Political discussions in the United States usually degenerate—sooner or later—into arguments about who is and who is not an American. Supreme Court Justice Antonin Scalia has pointed out: “the concept of being “un-American” is unique to the political culture and national identity of the United States.” Our tiresome, repeated claims of American exceptionalism are an outward expression of a deep insecurity—the product of a sense displacement created by the Stranger’s anxiety when confronted by a Strange land.

The Republican presidential primary campaigns have been rife with the politics of identity recently. Our fears and our confusion have been much in play.
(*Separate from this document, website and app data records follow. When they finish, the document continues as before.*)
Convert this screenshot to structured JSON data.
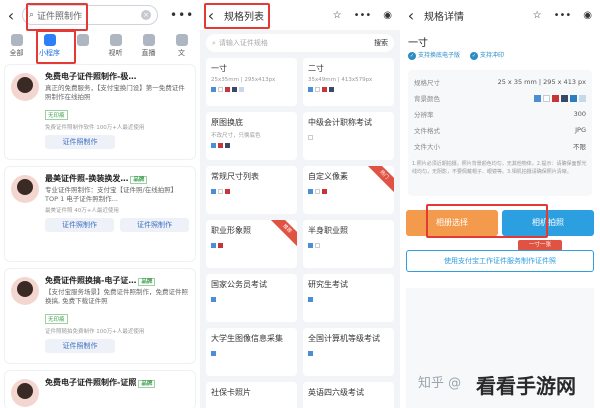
{
  "panel1": {
    "search_value": "证件照制作",
    "more_icon": "more-dots-icon",
    "tabs": [
      {
        "label": "全部",
        "active": false
      },
      {
        "label": "小程序",
        "active": true
      },
      {
        "label": "",
        "active": false
      },
      {
        "label": "视听",
        "active": false
      },
      {
        "label": "直播",
        "active": false
      },
      {
        "label": "文",
        "active": false
      }
    ],
    "results": [
      {
        "title": "免费电子证件照制作-极…",
        "desc": "真正的免费服务，【支付宝换门设】第一免费证件照制作在线拍照",
        "tag": "无印痕",
        "meta": "免费证件照制作软件  100万+人最近使用",
        "btn1": "证件照制作",
        "btn2": ""
      },
      {
        "title": "最美证件照-换装换发…",
        "badge": "品牌",
        "desc": "专业证件照制作：支付宝【证件照/在线拍照】TOP 1 电子证件照制作...",
        "tag": "",
        "meta": "最美证件照  40万+人最近使用",
        "btn1": "证件照制作",
        "btn2": "证件照制作"
      },
      {
        "title": "免费证件照换搞-电子证…",
        "badge": "品牌",
        "desc": "【支付宝服务场景】免费证件照制作，免费证件照换搞, 免费下载证件照",
        "tag": "无印痕",
        "meta": "证件照随拍免费制作  100万+人最近使用",
        "btn1": "证件照制作",
        "btn2": ""
      },
      {
        "title": "免费电子证件照制作-证照",
        "badge": "品牌",
        "desc": "",
        "tag": "",
        "meta": "",
        "btn1": "",
        "btn2": ""
      }
    ]
  },
  "panel2": {
    "title": "规格列表",
    "search_placeholder": "请输入证件规格",
    "search_button": "搜索",
    "specs": [
      {
        "name": "一寸",
        "size": "25x35mm | 295x413px",
        "ribbon": ""
      },
      {
        "name": "二寸",
        "size": "35x49mm | 413x579px",
        "ribbon": ""
      },
      {
        "name": "原图换底",
        "size": "不改尺寸，只换底色",
        "ribbon": ""
      },
      {
        "name": "中级会计职称考试",
        "size": "",
        "ribbon": ""
      },
      {
        "name": "常规尺寸列表",
        "size": "",
        "ribbon": ""
      },
      {
        "name": "自定义像素",
        "size": "",
        "ribbon": "热门"
      },
      {
        "name": "职业形象照",
        "size": "",
        "ribbon": "推荐"
      },
      {
        "name": "半身职业照",
        "size": "",
        "ribbon": ""
      },
      {
        "name": "国家公务员考试",
        "size": "",
        "ribbon": ""
      },
      {
        "name": "研究生考试",
        "size": "",
        "ribbon": ""
      },
      {
        "name": "大学生图像信息采集",
        "size": "",
        "ribbon": ""
      },
      {
        "name": "全国计算机等级考试",
        "size": "",
        "ribbon": ""
      },
      {
        "name": "社保卡照片",
        "size": "",
        "ribbon": ""
      },
      {
        "name": "英语四六级考试",
        "size": "",
        "ribbon": ""
      }
    ]
  },
  "panel3": {
    "title": "规格详情",
    "size_name": "一寸",
    "checks": [
      "支持换底电子版",
      "支持冲印"
    ],
    "rows": [
      {
        "k": "规格尺寸",
        "v": "25 x 35 mm | 295 x 413 px"
      },
      {
        "k": "背景颜色",
        "v": ""
      },
      {
        "k": "分辨率",
        "v": "300"
      },
      {
        "k": "文件格式",
        "v": "JPG"
      },
      {
        "k": "文件大小",
        "v": "不限"
      }
    ],
    "note": "1.照片必须近期拍摄，照片背景颜色均匀，无其他物体。2.提示：请确保面部光线均匀，无阴影，不要佩戴帽子、眼镜等。3.相机拍摄请确保照片清晰。",
    "btn_album": "相册选择",
    "btn_camera": "相机拍照",
    "tip": "一寸一张",
    "link": "使用支付宝工作证件服务制作证件照"
  },
  "watermark": {
    "zhihu": "知乎 @",
    "site": "看看手游网"
  },
  "colors": {
    "accent_blue": "#2c9fe1",
    "orange": "#f39a4c",
    "highlight_red": "#e53935",
    "swatch_blue": "#4a8fd6",
    "swatch_red": "#c6353a",
    "swatch_dark": "#3a4a66",
    "swatch_white": "#ffffff",
    "swatch_light": "#c9d7ea"
  }
}
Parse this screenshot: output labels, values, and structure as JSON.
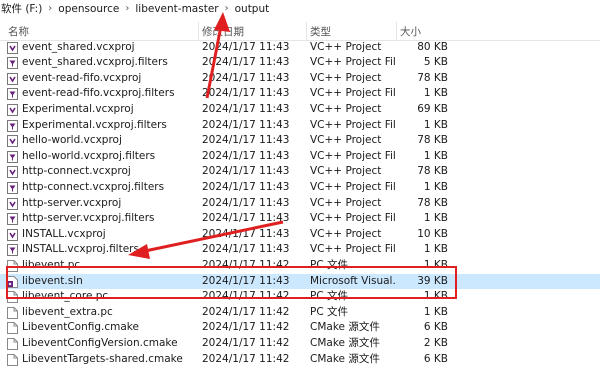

The US Constitution specifies that “No person except a natural born Citizen … shall be eligible to the Office of President” (Art. 2, Sec. 1). Since his election in 2008, the legitimacy of the presidency of Barack Obama has been questioned in conservative circles by accusations that he was born in Kenya, not in Hawaii. (more…)

Perish by the Sword

Sculpture of the massacre of the Holy Innocents, in the Abbey Saint-Pierre Brantôme, Brantôme (Dordogne, France). (Credit: Père Igor / Wikimedia Commons)

Sculpture of the massacre of the Holy Innocents, in the Abbey Saint-Pierre Brantôme, Brantôme (Dordogne, France). (Credit: Père Igor / Wikimedia Commons)

In the face of yet another massacre of young Americans, this time by a sick individual with guns in Oregon, some of our political leaders (Mencken’s Clown Dynasty) do not know what to do.

Others, like Pontius Pilate, are glad to wash their hands of the messy business. Jeb Bush summed up this attitude admirably the day after the shooting: “Stuff happens.”

If we are paralyzed into inactivity by the Second Amendment, by the NRA and its lobby, or by fellow Americans who worship guns and vote accordingly, perhaps we can find if not a new path, at least a new direction for a solution if we re-examine some of our premises about who we are, and remember what we claim to be.

First, President Obama presented the nation with this befuddlement in his address after the shooting: “We are the only advanced country on Earth that sees these kinds of mass shootings every few months.” The explanation for this puzzling conundrum is simple: despite our riches and our technical proficiency, we are NOT an “advanced country.” We are a nation of savages and barbarians who would rather see our children slaughtered than give up our guns. We believe in human sacrifice, and regularly offer up human victims to the natural law of the Second Amendment and to the bloody cult of the NRA. Any solution to the gun problem in this great country must begin with an acknowledgement of this sad fact. (more…)